» EXERCISE PROMPT:
In the records below, find the lines that include "this" and copy each.

(RECORDS PROVIDED Opens)

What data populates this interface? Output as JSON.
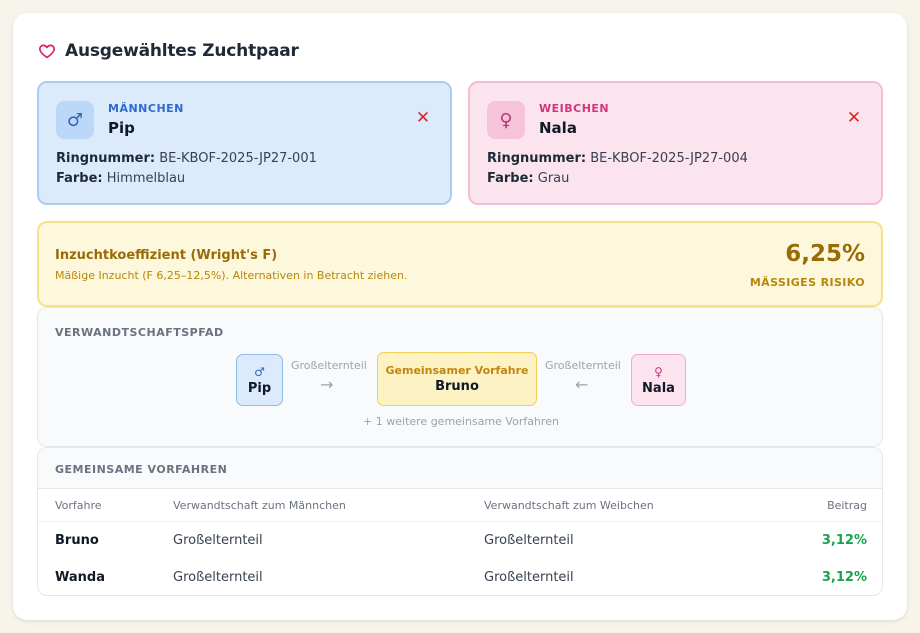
{
  "header": {
    "title": "Ausgewähltes Zuchtpaar",
    "icon": "heart-icon",
    "icon_color": "#e11d74"
  },
  "male": {
    "role": "MÄNNCHEN",
    "symbol": "♂",
    "name": "Pip",
    "ring_label": "Ringnummer:",
    "ring_value": "BE-KBOF-2025-JP27-001",
    "color_label": "Farbe:",
    "color_value": "Himmelblau",
    "remove_symbol": "✕"
  },
  "female": {
    "role": "WEIBCHEN",
    "symbol": "♀",
    "name": "Nala",
    "ring_label": "Ringnummer:",
    "ring_value": "BE-KBOF-2025-JP27-004",
    "color_label": "Farbe:",
    "color_value": "Grau",
    "remove_symbol": "✕"
  },
  "coefficient": {
    "title": "Inzuchtkoeffizient (Wright's F)",
    "subtitle": "Mäßige Inzucht (F 6,25–12,5%). Alternativen in Betracht ziehen.",
    "value": "6,25%",
    "risk": "MÄSSIGES RISIKO",
    "accent": "#9a6a06"
  },
  "path": {
    "label": "VERWANDTSCHAFTSPFAD",
    "male_symbol": "♂",
    "male_name": "Pip",
    "left_relation": "Großelternteil",
    "left_arrow": "→",
    "common_title": "Gemeinsamer Vorfahre",
    "common_name": "Bruno",
    "right_relation": "Großelternteil",
    "right_arrow": "←",
    "female_symbol": "♀",
    "female_name": "Nala",
    "more_text": "+ 1 weitere gemeinsame Vorfahren"
  },
  "ancestors": {
    "label": "GEMEINSAME VORFAHREN",
    "columns": [
      "Vorfahre",
      "Verwandtschaft zum Männchen",
      "Verwandtschaft zum Weibchen",
      "Beitrag"
    ],
    "rows": [
      [
        "Bruno",
        "Großelternteil",
        "Großelternteil",
        "3,12%"
      ],
      [
        "Wanda",
        "Großelternteil",
        "Großelternteil",
        "3,12%"
      ]
    ]
  }
}
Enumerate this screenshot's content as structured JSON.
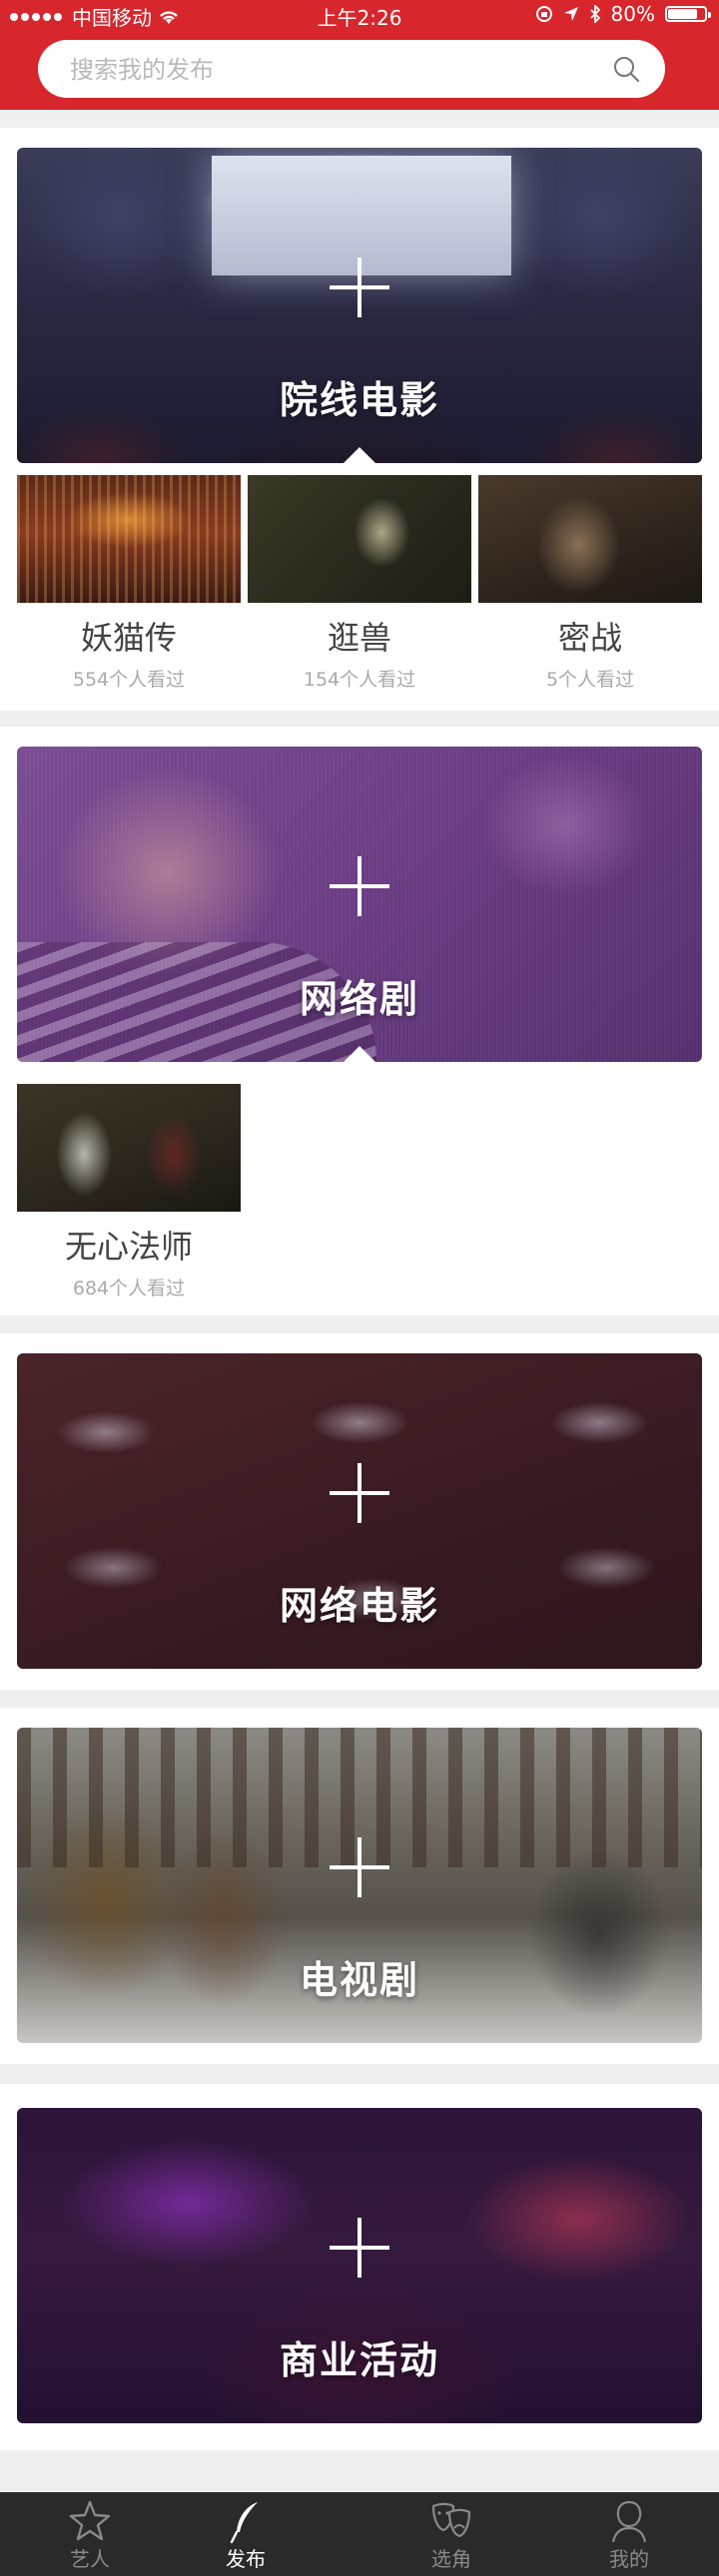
{
  "status_bar": {
    "carrier": "中国移动",
    "time": "上午2:26",
    "battery": "80%",
    "battery_level": 0.8
  },
  "search": {
    "placeholder": "搜索我的发布",
    "icon": "search-icon"
  },
  "sections": [
    {
      "title": "院线电影",
      "items": [
        {
          "title": "妖猫传",
          "views": "554个人看过"
        },
        {
          "title": "逛兽",
          "views": "154个人看过"
        },
        {
          "title": "密战",
          "views": "5个人看过"
        }
      ]
    },
    {
      "title": "网络剧",
      "items": [
        {
          "title": "无心法师",
          "views": "684个人看过"
        }
      ]
    },
    {
      "title": "网络电影",
      "items": []
    },
    {
      "title": "电视剧",
      "items": []
    },
    {
      "title": "商业活动",
      "items": []
    }
  ],
  "tabbar": {
    "tabs": [
      {
        "label": "艺人",
        "icon": "star-icon",
        "active": false
      },
      {
        "label": "发布",
        "icon": "feather-icon",
        "active": true
      },
      {
        "label": "选角",
        "icon": "masks-icon",
        "active": false
      },
      {
        "label": "我的",
        "icon": "profile-icon",
        "active": false
      }
    ]
  },
  "colors": {
    "brand_red": "#d8262d",
    "tabbar_bg": "#2a2a2a"
  }
}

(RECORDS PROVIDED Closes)

» SOLVED PROBLEM:
What data populates this interface? Output as JSON.
Enumerate this screenshot's content as structured JSON.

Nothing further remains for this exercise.